scattering_20urnsThe third method used for burial at sea is to scatter the cremated remains in the ocean.  This can be done by boat or by airplane.  To scatter the cremated remains by boat, the family and friends set out on a voyage to the desired location in the ocean.  This usually involves chartering a boat for a few hours.  The cremated remains are placed in the water and allowed to descend into the ocean.   The boat needs to be placed into the wind and moving at the right speed.  If done incorrectly, the ashes may end up back in the boat instead of in the water, so make sure you choose a reputable company with a captain experienced with burial at sea.  Keep in mind that a scattering ceremony on a boat may last a few hours, and if the seas are rough your guests may get seasick.

 

witnessScattering cremated remains by airplane is the final way to have a burial at sea, and in our opinion, the best way.  Unlike scattering by boat where the ashes are placed at the desired locations, scattering of ashes by airplane is a more thorough scattering.  This means that the scattering is done over a larger area.  The cremated remains are released into the wind.  Some of the ashes will descend to the earth below while the rest travel with the wind before descending.  By choosing an airplane as your method for burial at sea you have more options for participation. Families can participate by being on board the airplane or watching from the ground.  It is important to work with a pilot that has experience in burial at sea scattering.  Every pilot seems to have a story of an attempt to scatter ashes that doesn’t go well.  If the pilot doesn’t know how to scatter ashes from the plane, it is likely the ashes will end up back in the plane or all over the side of the plane.  If you are thinking of scattering ashes by airplane as your method for burial at sea make sure you seek out a commercial pilot with experience in burial at sea.  Look for an established business with professional liability insurance, commercial-rated pilots and a strong track record.

 

handstoskyHere at A Journey With Wings, one of our most popular scatterings is the witnessed burial at sea scattering.  In this service, an unlimited number of friends and family may gather at a pier or shoreline to witness the plane release the cremated remains.  Families and friends gather at a day and time of their choosing.  The cremated remains are released in full view of the family and friends.  The ashes leave the plane and make an elegant twist in the air.  They are then carried away by the wind and settle to the ocean below for their burial at sea.  Some families bring balloons with messages written on them, and they release the balloons after the burial at sea.  This guarantees a memorable experience for all in attendance.
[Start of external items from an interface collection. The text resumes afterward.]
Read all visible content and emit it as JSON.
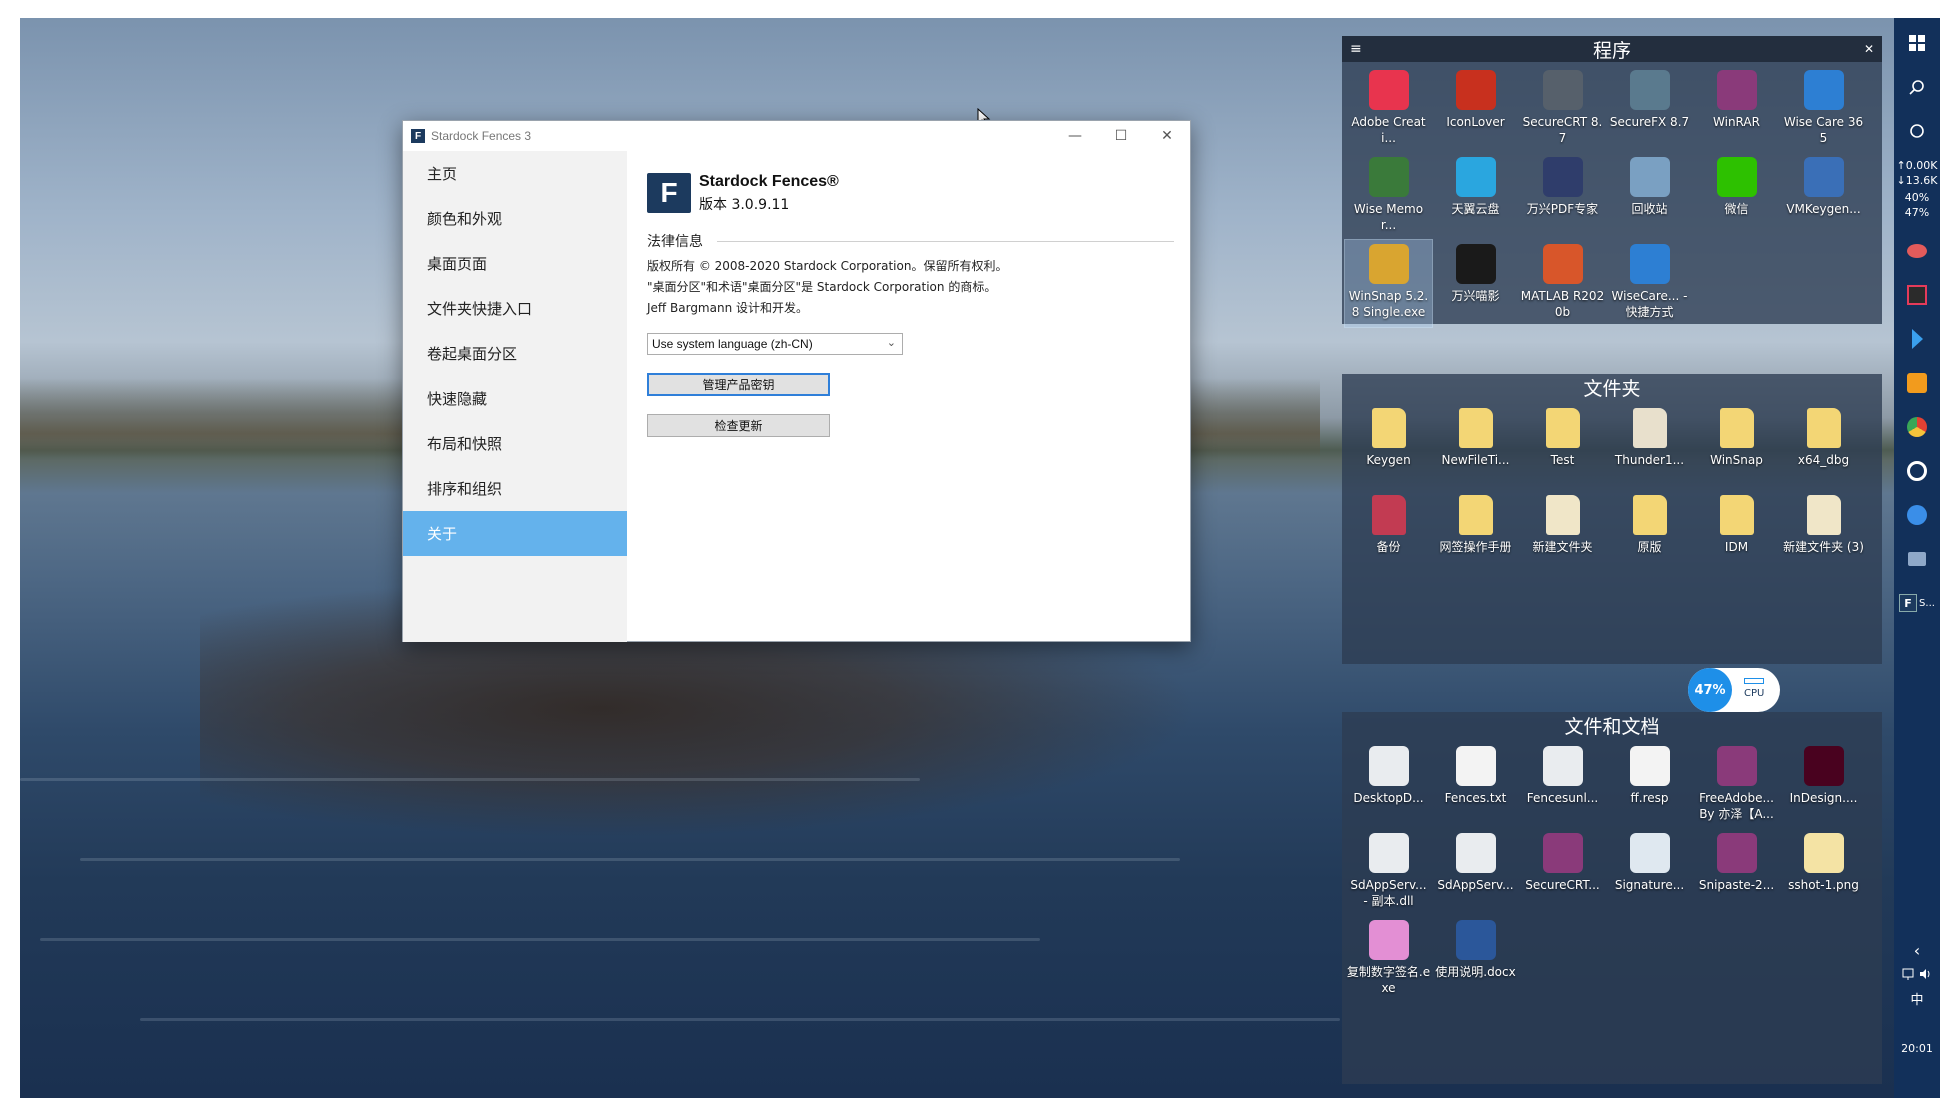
{
  "window": {
    "title": "Stardock Fences 3",
    "minimize": "—",
    "maximize": "☐",
    "close": "✕",
    "nav": [
      "主页",
      "颜色和外观",
      "桌面页面",
      "文件夹快捷入口",
      "卷起桌面分区",
      "快速隐藏",
      "布局和快照",
      "排序和组织",
      "关于"
    ],
    "active_nav": "关于",
    "product_name": "Stardock Fences®",
    "version": "版本 3.0.9.11",
    "legal_heading": "法律信息",
    "legal_lines": [
      "版权所有 © 2008-2020 Stardock Corporation。保留所有权利。",
      "\"桌面分区\"和术语\"桌面分区\"是 Stardock Corporation 的商标。",
      "Jeff Bargmann 设计和开发。"
    ],
    "language_value": "Use system language (zh-CN)",
    "manage_key_label": "管理产品密钥",
    "check_update_label": "检查更新"
  },
  "fences": {
    "programs": {
      "title": "程序",
      "menu_icon": "≡",
      "close_icon": "✕",
      "items": [
        {
          "label": "Adobe Creati...",
          "icon": "adobe-cc-icon",
          "color": "#e8344e"
        },
        {
          "label": "IconLover",
          "icon": "iconlover-icon",
          "color": "#c8301e"
        },
        {
          "label": "SecureCRT 8.7",
          "icon": "securecrt-icon",
          "color": "#56606b"
        },
        {
          "label": "SecureFX 8.7",
          "icon": "securefx-icon",
          "color": "#5a7a8e"
        },
        {
          "label": "WinRAR",
          "icon": "winrar-icon",
          "color": "#8a3a7a"
        },
        {
          "label": "Wise Care 365",
          "icon": "wisecare-icon",
          "color": "#2d7fd3"
        },
        {
          "label": "Wise Memor...",
          "icon": "wise-memory-icon",
          "color": "#3a7a3a"
        },
        {
          "label": "天翼云盘",
          "icon": "tianyi-cloud-icon",
          "color": "#2aa6df"
        },
        {
          "label": "万兴PDF专家",
          "icon": "wondershare-pdf-icon",
          "color": "#2f3d6b"
        },
        {
          "label": "回收站",
          "icon": "recycle-bin-icon",
          "color": "#7aa0c2"
        },
        {
          "label": "微信",
          "icon": "wechat-icon",
          "color": "#2dc100"
        },
        {
          "label": "VMKeygen...",
          "icon": "vmware-icon",
          "color": "#3a6fb7"
        },
        {
          "label": "WinSnap 5.2.8 Single.exe",
          "icon": "winsnap-icon",
          "color": "#d9a530"
        },
        {
          "label": "万兴喵影",
          "icon": "filmora-icon",
          "color": "#1a1a1a"
        },
        {
          "label": "MATLAB R2020b",
          "icon": "matlab-icon",
          "color": "#d8562a"
        },
        {
          "label": "WiseCare... - 快捷方式",
          "icon": "wisecare-shortcut-icon",
          "color": "#2d7fd3"
        }
      ]
    },
    "folders": {
      "title": "文件夹",
      "items": [
        {
          "label": "Keygen",
          "icon": "folder-icon",
          "color": "#f3d675"
        },
        {
          "label": "NewFileTi...",
          "icon": "folder-icon",
          "color": "#f3d675"
        },
        {
          "label": "Test",
          "icon": "folder-icon",
          "color": "#f3d675"
        },
        {
          "label": "Thunder1...",
          "icon": "folder-icon",
          "color": "#e8e0cc"
        },
        {
          "label": "WinSnap",
          "icon": "folder-icon",
          "color": "#f3d675"
        },
        {
          "label": "x64_dbg",
          "icon": "folder-icon",
          "color": "#f3d675"
        },
        {
          "label": "备份",
          "icon": "folder-icon",
          "color": "#c23b52"
        },
        {
          "label": "网签操作手册",
          "icon": "folder-icon",
          "color": "#f3d675"
        },
        {
          "label": "新建文件夹",
          "icon": "folder-icon",
          "color": "#f0e6c8"
        },
        {
          "label": "原版",
          "icon": "folder-icon",
          "color": "#f3d675"
        },
        {
          "label": "IDM",
          "icon": "folder-icon",
          "color": "#f3d675"
        },
        {
          "label": "新建文件夹 (3)",
          "icon": "folder-icon",
          "color": "#f0e6c8"
        }
      ]
    },
    "docs": {
      "title": "文件和文档",
      "items": [
        {
          "label": "DesktopD...",
          "icon": "settings-file-icon",
          "color": "#e9ecef"
        },
        {
          "label": "Fences.txt",
          "icon": "text-file-icon",
          "color": "#f3f3f3"
        },
        {
          "label": "Fencesunl...",
          "icon": "settings-file-icon",
          "color": "#e9ecef"
        },
        {
          "label": "ff.resp",
          "icon": "blank-file-icon",
          "color": "#f3f3f3"
        },
        {
          "label": "FreeAdobe... By 亦泽【A...",
          "icon": "winrar-icon",
          "color": "#8a3a7a"
        },
        {
          "label": "InDesign....",
          "icon": "indesign-icon",
          "color": "#49021f"
        },
        {
          "label": "SdAppServ... - 副本.dll",
          "icon": "settings-file-icon",
          "color": "#e9ecef"
        },
        {
          "label": "SdAppServ...",
          "icon": "settings-file-icon",
          "color": "#e9ecef"
        },
        {
          "label": "SecureCRT...",
          "icon": "winrar-icon",
          "color": "#8a3a7a"
        },
        {
          "label": "Signature...",
          "icon": "image-file-icon",
          "color": "#dfe8f0"
        },
        {
          "label": "Snipaste-2...",
          "icon": "winrar-icon",
          "color": "#8a3a7a"
        },
        {
          "label": "sshot-1.png",
          "icon": "image-file-icon",
          "color": "#f4e3a4"
        },
        {
          "label": "复制数字签名.exe",
          "icon": "butterfly-icon",
          "color": "#e38fd4"
        },
        {
          "label": "使用说明.docx",
          "icon": "word-doc-icon",
          "color": "#2b579a"
        }
      ]
    }
  },
  "cpu_widget": {
    "percent": "47%",
    "label": "CPU"
  },
  "taskbar": {
    "net_up": "↑0.00K",
    "net_down": "↓13.6K",
    "pct1": "40%",
    "pct2": "47%",
    "pinned_app_label": "S...",
    "ime": "中",
    "time": "20:01",
    "chevron": "‹"
  }
}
If you have any questions about burial at sea or other scattering options, please contact us.